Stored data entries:
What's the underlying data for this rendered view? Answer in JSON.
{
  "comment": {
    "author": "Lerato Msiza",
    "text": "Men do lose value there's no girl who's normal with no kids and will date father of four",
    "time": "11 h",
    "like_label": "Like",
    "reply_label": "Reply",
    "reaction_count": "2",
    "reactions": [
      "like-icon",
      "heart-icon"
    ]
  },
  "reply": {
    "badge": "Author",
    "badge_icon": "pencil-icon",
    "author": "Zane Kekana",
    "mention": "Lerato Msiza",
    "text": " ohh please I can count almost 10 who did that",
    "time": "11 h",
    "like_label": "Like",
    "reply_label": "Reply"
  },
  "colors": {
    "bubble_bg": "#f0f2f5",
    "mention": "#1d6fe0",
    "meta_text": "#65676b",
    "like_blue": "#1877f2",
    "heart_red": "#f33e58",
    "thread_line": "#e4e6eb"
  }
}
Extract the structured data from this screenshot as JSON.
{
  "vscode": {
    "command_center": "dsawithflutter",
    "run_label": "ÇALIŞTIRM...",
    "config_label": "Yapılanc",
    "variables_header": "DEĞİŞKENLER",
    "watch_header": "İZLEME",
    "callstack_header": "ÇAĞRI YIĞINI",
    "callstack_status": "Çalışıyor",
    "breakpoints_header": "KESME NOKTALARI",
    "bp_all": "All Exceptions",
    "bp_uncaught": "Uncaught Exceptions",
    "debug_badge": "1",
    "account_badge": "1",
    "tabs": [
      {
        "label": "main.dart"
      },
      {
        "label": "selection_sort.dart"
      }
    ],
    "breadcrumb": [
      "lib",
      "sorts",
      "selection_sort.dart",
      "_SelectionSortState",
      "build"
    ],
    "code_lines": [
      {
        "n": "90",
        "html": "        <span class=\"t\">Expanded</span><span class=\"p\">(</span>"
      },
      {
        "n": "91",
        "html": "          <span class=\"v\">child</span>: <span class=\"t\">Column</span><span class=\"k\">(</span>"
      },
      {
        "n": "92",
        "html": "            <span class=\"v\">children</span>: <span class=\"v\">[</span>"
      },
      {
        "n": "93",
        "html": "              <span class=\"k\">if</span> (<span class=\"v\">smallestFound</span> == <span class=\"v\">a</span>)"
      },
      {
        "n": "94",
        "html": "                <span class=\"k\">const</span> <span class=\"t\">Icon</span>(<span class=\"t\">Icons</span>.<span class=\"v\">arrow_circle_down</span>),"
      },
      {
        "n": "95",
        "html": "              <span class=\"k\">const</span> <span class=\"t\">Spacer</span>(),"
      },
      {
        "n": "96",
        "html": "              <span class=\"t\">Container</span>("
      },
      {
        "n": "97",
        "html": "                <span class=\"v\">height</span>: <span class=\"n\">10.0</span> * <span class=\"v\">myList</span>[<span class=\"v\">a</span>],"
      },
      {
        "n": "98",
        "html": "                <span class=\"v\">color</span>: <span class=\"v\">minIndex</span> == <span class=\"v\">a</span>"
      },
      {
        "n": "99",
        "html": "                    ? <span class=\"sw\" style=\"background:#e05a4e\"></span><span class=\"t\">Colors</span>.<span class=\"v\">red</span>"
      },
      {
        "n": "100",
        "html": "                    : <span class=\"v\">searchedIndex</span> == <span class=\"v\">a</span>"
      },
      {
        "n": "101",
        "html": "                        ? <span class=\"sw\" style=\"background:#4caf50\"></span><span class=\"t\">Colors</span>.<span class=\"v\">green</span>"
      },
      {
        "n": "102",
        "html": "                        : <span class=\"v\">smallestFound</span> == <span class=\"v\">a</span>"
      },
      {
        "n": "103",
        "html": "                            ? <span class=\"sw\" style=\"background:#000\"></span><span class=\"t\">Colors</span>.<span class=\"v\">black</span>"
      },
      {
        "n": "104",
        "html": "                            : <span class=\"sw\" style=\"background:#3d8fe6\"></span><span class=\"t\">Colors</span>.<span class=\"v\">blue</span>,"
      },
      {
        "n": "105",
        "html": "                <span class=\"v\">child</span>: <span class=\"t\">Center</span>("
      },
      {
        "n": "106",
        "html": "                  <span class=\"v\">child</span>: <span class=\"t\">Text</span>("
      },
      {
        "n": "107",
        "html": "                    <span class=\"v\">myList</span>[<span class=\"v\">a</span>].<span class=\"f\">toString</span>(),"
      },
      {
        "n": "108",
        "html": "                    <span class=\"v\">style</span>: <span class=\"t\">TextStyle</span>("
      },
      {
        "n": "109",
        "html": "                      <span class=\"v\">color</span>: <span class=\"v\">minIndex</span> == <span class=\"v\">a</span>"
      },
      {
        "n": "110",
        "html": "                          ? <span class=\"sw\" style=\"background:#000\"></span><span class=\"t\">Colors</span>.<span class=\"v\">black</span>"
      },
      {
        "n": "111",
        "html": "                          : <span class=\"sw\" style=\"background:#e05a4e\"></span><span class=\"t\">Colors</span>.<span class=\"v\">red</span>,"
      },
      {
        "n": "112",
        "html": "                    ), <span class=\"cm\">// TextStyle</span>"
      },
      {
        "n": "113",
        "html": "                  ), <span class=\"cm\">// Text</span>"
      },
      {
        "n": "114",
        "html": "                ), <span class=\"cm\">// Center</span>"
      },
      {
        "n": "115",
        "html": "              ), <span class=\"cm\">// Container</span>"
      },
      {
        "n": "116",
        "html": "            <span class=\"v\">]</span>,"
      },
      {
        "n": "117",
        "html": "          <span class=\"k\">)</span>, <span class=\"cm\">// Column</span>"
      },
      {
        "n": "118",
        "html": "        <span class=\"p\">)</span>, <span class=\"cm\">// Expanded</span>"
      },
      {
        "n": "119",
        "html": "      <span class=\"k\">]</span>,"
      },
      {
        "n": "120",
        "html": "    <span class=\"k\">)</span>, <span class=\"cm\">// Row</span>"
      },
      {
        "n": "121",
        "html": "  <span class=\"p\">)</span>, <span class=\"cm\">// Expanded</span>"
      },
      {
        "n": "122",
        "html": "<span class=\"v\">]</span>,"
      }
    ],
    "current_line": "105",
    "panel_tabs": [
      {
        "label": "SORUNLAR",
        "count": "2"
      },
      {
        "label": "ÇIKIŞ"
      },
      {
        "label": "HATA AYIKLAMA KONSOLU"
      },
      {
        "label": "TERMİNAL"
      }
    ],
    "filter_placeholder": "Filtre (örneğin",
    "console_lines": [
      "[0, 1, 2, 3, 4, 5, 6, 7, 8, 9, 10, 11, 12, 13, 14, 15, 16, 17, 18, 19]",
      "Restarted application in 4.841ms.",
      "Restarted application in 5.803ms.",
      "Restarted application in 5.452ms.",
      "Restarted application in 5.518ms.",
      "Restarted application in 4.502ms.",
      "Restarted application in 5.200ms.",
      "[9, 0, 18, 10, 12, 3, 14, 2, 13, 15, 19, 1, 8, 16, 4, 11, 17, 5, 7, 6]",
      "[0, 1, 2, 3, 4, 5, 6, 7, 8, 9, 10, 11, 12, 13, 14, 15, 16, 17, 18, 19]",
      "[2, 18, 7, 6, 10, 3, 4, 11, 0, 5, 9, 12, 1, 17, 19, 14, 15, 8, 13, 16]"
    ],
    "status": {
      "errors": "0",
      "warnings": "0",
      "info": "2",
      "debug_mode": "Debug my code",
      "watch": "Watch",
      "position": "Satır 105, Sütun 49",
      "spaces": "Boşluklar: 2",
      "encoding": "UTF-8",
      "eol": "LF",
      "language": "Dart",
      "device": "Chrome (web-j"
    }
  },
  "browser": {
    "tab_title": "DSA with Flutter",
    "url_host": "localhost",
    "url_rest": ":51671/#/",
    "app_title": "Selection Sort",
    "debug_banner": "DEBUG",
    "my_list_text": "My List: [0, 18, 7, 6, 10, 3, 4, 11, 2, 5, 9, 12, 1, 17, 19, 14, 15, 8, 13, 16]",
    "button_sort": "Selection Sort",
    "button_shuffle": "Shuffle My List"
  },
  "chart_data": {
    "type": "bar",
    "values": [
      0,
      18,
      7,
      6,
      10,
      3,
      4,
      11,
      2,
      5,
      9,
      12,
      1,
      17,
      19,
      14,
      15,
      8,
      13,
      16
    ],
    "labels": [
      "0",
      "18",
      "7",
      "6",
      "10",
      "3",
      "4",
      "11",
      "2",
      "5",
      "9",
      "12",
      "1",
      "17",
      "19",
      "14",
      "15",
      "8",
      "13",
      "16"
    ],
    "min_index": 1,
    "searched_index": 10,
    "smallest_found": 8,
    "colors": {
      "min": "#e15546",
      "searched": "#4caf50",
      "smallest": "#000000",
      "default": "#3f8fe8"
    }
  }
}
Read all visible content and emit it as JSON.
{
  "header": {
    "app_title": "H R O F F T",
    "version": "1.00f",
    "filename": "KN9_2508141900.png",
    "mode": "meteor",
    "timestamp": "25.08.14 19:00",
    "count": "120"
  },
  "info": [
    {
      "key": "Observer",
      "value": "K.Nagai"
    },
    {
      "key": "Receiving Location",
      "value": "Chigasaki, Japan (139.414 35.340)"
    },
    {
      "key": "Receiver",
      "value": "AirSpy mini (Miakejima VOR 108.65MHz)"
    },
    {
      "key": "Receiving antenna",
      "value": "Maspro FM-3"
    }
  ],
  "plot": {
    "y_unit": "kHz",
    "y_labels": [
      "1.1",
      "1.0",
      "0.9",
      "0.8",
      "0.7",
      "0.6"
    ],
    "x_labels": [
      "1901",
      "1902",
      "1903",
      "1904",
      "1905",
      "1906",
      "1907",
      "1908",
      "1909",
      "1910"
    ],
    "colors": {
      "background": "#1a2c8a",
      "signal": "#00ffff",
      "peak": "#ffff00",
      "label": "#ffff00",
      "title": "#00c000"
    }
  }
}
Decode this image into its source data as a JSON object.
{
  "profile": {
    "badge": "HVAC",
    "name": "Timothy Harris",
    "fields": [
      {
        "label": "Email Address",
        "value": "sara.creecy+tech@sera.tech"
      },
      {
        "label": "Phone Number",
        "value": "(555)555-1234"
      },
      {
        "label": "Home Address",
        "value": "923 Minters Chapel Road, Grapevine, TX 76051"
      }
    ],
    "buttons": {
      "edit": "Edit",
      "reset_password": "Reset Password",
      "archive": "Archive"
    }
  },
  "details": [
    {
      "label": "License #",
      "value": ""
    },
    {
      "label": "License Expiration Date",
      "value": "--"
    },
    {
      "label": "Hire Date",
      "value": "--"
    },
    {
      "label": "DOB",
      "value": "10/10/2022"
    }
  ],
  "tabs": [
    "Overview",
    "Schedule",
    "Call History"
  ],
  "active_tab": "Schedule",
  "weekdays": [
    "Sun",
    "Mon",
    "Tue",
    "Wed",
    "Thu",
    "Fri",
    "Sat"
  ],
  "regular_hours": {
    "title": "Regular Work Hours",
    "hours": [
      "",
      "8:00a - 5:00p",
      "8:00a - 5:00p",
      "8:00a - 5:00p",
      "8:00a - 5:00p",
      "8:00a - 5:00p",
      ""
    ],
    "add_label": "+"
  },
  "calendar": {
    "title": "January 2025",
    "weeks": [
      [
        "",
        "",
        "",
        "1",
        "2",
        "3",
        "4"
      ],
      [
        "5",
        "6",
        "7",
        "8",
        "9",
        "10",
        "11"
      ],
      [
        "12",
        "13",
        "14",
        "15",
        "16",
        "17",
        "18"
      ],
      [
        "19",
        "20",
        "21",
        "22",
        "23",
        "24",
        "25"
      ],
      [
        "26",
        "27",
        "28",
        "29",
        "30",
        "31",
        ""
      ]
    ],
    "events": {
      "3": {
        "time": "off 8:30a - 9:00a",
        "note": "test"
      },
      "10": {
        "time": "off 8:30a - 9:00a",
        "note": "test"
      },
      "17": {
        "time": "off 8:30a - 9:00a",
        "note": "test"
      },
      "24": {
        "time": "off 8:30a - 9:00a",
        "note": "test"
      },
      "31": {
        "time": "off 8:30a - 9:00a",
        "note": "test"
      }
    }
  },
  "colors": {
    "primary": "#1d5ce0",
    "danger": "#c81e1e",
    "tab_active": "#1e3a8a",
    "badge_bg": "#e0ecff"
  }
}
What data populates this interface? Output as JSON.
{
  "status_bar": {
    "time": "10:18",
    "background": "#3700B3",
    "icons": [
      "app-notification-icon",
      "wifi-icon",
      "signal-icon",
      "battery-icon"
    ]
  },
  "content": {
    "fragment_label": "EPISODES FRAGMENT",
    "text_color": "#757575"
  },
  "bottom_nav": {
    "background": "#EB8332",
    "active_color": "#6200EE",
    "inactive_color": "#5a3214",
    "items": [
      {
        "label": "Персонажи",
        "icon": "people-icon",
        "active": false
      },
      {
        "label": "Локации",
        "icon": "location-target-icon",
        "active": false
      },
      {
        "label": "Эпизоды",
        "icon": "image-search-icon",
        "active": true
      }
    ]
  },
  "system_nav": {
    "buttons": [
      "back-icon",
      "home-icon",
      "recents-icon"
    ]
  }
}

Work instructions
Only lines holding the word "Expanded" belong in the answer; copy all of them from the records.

Answer to the problem
        "html": "        <span class=\"t\">Expanded</span><span class=\"p\">(</span>"
        "html": "        <span class=\"p\">)</span>, <span class=\"cm\">// Expanded</span>"
        "html": "  <span class=\"p\">)</span>, <span class=\"cm\">// Expanded</span>"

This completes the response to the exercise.